### STORED DATA
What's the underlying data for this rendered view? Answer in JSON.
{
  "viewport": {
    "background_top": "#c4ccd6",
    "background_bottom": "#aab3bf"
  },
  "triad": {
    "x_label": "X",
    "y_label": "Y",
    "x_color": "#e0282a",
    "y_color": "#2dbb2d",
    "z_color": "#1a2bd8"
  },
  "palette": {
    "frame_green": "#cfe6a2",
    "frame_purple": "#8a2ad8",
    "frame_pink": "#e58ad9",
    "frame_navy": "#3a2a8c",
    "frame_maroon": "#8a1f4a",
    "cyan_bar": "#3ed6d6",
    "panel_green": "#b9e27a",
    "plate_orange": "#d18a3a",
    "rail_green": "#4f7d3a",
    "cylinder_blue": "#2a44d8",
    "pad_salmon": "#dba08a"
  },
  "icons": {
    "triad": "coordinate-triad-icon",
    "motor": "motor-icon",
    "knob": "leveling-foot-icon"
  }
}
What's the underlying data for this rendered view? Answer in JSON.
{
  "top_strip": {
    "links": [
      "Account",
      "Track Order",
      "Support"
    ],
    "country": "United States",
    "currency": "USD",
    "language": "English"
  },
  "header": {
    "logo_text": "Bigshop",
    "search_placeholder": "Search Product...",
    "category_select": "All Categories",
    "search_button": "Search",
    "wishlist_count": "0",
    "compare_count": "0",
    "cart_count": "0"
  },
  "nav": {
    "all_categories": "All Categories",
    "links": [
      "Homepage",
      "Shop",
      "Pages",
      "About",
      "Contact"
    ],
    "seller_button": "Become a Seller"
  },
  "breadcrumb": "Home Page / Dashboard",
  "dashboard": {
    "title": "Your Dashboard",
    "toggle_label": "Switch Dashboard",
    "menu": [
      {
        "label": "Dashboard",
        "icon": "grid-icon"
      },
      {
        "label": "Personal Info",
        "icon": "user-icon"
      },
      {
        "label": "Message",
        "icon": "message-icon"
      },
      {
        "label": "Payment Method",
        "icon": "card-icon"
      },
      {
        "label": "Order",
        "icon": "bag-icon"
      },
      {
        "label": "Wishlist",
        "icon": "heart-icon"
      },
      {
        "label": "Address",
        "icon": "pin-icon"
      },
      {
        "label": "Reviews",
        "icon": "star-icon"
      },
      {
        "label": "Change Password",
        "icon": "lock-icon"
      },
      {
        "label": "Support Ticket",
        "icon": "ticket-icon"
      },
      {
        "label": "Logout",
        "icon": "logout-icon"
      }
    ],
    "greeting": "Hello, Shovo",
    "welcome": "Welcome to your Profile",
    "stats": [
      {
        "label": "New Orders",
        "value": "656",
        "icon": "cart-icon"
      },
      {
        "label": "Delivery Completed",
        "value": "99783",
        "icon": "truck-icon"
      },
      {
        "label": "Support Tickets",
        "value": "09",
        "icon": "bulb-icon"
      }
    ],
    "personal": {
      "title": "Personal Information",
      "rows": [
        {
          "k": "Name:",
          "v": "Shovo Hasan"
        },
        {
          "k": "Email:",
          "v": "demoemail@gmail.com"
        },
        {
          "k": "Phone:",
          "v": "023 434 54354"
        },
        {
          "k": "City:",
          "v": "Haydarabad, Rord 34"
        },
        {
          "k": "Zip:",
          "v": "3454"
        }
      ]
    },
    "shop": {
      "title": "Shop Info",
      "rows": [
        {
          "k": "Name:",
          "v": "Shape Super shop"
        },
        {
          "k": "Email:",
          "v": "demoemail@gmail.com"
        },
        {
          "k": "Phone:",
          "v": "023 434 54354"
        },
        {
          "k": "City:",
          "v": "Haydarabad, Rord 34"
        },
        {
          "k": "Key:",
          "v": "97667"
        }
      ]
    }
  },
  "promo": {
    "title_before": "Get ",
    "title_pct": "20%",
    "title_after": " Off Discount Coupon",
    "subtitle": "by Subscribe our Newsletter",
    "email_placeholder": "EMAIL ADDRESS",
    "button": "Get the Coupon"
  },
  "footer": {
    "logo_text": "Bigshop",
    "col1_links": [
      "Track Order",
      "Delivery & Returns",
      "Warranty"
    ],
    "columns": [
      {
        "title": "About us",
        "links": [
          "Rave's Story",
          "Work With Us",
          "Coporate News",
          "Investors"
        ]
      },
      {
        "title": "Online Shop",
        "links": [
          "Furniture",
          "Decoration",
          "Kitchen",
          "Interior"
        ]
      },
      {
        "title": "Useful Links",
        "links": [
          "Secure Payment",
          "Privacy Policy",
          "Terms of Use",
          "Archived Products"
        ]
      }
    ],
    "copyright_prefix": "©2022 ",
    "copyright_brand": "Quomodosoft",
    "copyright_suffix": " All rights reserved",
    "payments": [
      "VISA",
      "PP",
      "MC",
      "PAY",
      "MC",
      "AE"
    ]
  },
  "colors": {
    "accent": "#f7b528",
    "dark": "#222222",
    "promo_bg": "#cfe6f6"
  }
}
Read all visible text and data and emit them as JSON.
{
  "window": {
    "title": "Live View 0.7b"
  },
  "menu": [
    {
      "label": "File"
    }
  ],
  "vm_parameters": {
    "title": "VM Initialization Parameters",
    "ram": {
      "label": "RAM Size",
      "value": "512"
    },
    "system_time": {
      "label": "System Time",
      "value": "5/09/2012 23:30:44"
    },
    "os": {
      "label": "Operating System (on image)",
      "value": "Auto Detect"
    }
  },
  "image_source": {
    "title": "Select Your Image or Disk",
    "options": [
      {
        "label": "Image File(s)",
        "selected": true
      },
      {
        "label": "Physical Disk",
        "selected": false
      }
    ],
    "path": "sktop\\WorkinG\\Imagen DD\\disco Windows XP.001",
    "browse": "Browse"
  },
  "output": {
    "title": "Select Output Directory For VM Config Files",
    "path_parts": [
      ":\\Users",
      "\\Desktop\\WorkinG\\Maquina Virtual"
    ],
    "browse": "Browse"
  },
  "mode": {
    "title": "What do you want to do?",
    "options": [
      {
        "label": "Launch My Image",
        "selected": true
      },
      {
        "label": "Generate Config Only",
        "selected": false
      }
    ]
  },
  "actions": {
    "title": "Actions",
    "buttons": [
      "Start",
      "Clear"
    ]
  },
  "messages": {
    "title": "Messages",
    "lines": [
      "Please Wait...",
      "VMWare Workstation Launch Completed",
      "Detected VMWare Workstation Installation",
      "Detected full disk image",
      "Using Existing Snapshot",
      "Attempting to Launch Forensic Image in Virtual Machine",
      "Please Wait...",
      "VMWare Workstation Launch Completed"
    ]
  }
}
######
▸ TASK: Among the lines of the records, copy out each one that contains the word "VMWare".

▸ COMPLETED TASK:
      "VMWare Workstation Launch Completed",
      "Detected VMWare Workstation Installation",
      "VMWare Workstation Launch Completed"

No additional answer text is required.